- change ups
New county recycling center moves forward
The bonds were priced two weeks ago and groundbreaking was held last week. The only thing left on the to-do list is for the final construction bid to come in. At that point, the Kent County Department of Public Works can get on with building its new Recycling and Education Center.
DPW Director Doug Wood said he expected the final bid to be on his desk by Sept. 10 and the bond package to close Sept. 1.
The securities should raise just under $12 million, the estimated cost of the new facility. The term is for 20 years and the interest rate is 4.19 percent. The county had considered selling Buy America Bonds for all or part of the financing plan, but decided to stay with the traditional tax-exempt municipal security.
Wood said they couldn’t find an advantage to selling the BAB bond, and they went with what has worked well for the county in the past. Kent had its triple-A rating renewed again this year by Moody’s and Standard and Poor’s.
Rockford Construction, which co-hosted last week’s groundbreaking ceremony with the DPW, will manage the project. Design Plus designed the facility’s exterior. RRT Design and Construction of Melville, N.Y., is designing the building’s interior. RRT specializes in solid waste processing and recycling facilities.
“They have been working hand-in-hand with Rockford to coordinate things,” said Wood.
Besides being able to recycle 10 times more solid waste than the current facility, County Commissioner and Chairman of the DPW board Art Tanis said the new center also will give the department an opportunity to expand its educational effort.
DPW offers programs to enlighten elementary students, high schoolers and adults about what is trash and what can be reused, recycled or composted and about how making choices can reduce the amount of trash that is created. Wood said the educational area will be built on the facility’s second level.
“The whole side of the educational area will be glass, and there will also be a catwalk where they can walk out to see the facility from one level up. We also will have strategically located cameras and a couple of flat screen TVs so they can also see the process that way,” said Wood.
For the first time this year, the DPW reached out to preschoolers through first graders with a new program called Sorting it Out. The program used a book, “Recycle” written by Gail Gibbons, to introduce the fledgling students to what the department does.

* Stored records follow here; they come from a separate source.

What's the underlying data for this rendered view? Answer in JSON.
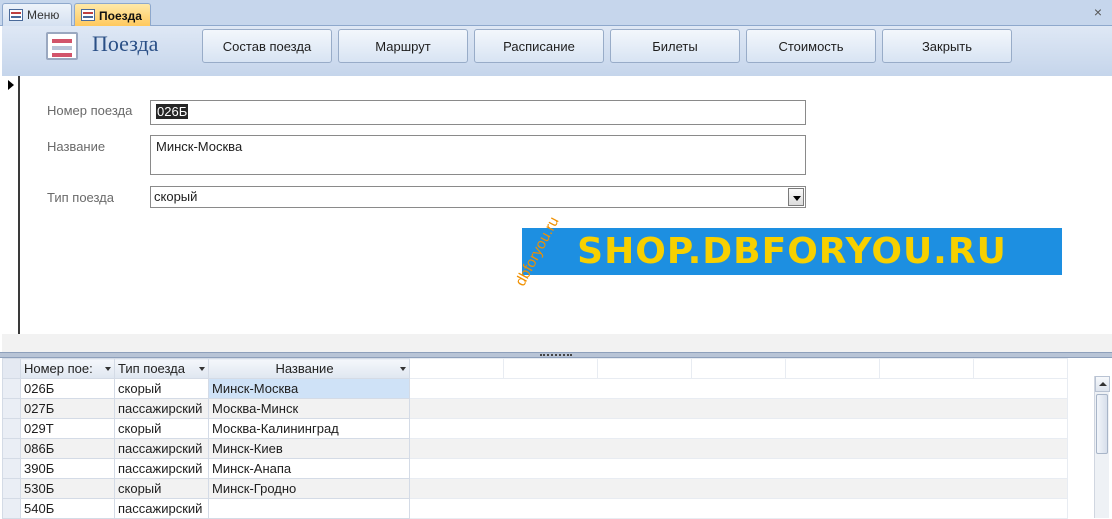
{
  "tabs": [
    {
      "label": "Меню",
      "icon": "form-icon",
      "active": false
    },
    {
      "label": "Поезда",
      "icon": "form-icon",
      "active": true
    }
  ],
  "header": {
    "title": "Поезда",
    "buttons": {
      "composition": "Состав поезда",
      "route": "Маршрут",
      "schedule": "Расписание",
      "tickets": "Билеты",
      "cost": "Стоимость",
      "close": "Закрыть"
    }
  },
  "form": {
    "train_number_label": "Номер поезда",
    "train_number_value": "026Б",
    "name_label": "Название",
    "name_value": "Минск-Москва",
    "type_label": "Тип поезда",
    "type_value": "скорый"
  },
  "watermark": {
    "banner": "SHOP.DBFORYOU.RU",
    "rotated": "dbforyou.ru"
  },
  "datasheet": {
    "columns": [
      "Номер пое:",
      "Тип поезда",
      "Название"
    ],
    "rows": [
      [
        "026Б",
        "скорый",
        "Минск-Москва"
      ],
      [
        "027Б",
        "пассажирский",
        "Москва-Минск"
      ],
      [
        "029Т",
        "скорый",
        "Москва-Калининград"
      ],
      [
        "086Б",
        "пассажирский",
        "Минск-Киев"
      ],
      [
        "390Б",
        "пассажирский",
        "Минск-Анапа"
      ],
      [
        "530Б",
        "скорый",
        "Минск-Гродно"
      ],
      [
        "540Б",
        "пассажирский",
        ""
      ]
    ]
  },
  "colors": {
    "header_bg": "#c5d5eb",
    "active_tab": "#ffc75a",
    "banner_bg": "#1d8fe1",
    "banner_text": "#f7d000",
    "selected_cell": "#cfe2f7"
  }
}
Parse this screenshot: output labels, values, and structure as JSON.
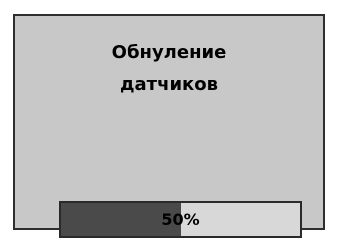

“At that age level, kids are very into books. So we go in and read the book and stop and do an activity. With preschoolers, we don’t stop quite as often and just get through the presentation, whereas older kids can help us sort some of our recyclables that we bring in and talk about what is recyclable and what’s not and what happens to it,” said Ann Kaiser, a resource recovery specialist at DPW.
“Some kids are very involved at home with it and they’re absorbing the knowledge at that age. They’re really interested in that kind of thing, especially the sorting part of it. They get excited about that kind of thing,” she added.
After a few years of searching for a good location, the DPW bought the site at 977 Wealthy St. SW from 3900 Corp., a local private foundation, for $1. Two years ago, the property was appraised at $875,000. A structure on the site had to be razed.